▶ **About this exercise**: What follows is a set of entries; retype all of them exactly.

[Task input]

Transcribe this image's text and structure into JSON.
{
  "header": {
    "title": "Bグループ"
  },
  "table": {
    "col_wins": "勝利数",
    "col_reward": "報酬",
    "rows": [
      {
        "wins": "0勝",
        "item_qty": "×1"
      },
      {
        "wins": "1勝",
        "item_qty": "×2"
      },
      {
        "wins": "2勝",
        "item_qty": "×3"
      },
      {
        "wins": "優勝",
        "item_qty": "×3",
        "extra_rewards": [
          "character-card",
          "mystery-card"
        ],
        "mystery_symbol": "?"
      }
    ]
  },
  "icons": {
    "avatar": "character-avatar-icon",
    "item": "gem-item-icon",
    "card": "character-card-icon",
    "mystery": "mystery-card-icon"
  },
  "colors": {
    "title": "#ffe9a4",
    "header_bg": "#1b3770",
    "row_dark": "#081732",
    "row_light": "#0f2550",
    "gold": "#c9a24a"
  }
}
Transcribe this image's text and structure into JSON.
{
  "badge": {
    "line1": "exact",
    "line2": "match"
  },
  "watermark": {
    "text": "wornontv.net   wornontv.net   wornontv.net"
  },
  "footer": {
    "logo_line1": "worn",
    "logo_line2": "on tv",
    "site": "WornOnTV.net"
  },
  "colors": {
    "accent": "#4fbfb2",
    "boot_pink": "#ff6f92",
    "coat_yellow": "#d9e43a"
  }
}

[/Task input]

▶ **Expected output**:
Transcribe this image's text and structure into JSON.
{
  "header": {
    "title": "Bグループ"
  },
  "table": {
    "col_wins": "勝利数",
    "col_reward": "報酬",
    "rows": [
      {
        "wins": "0勝",
        "item_qty": "×1"
      },
      {
        "wins": "1勝",
        "item_qty": "×2"
      },
      {
        "wins": "2勝",
        "item_qty": "×3"
      },
      {
        "wins": "優勝",
        "item_qty": "×3",
        "extra_rewards": [
          "character-card",
          "mystery-card"
        ],
        "mystery_symbol": "?"
      }
    ]
  },
  "icons": {
    "avatar": "character-avatar-icon",
    "item": "gem-item-icon",
    "card": "character-card-icon",
    "mystery": "mystery-card-icon"
  },
  "colors": {
    "title": "#ffe9a4",
    "header_bg": "#1b3770",
    "row_dark": "#081732",
    "row_light": "#0f2550",
    "gold": "#c9a24a"
  }
}
Transcribe this image's text and structure into JSON.
{
  "badge": {
    "line1": "exact",
    "line2": "match"
  },
  "watermark": {
    "text": "wornontv.net   wornontv.net   wornontv.net"
  },
  "footer": {
    "logo_line1": "worn",
    "logo_line2": "on tv",
    "site": "WornOnTV.net"
  },
  "colors": {
    "accent": "#4fbfb2",
    "boot_pink": "#ff6f92",
    "coat_yellow": "#d9e43a"
  }
}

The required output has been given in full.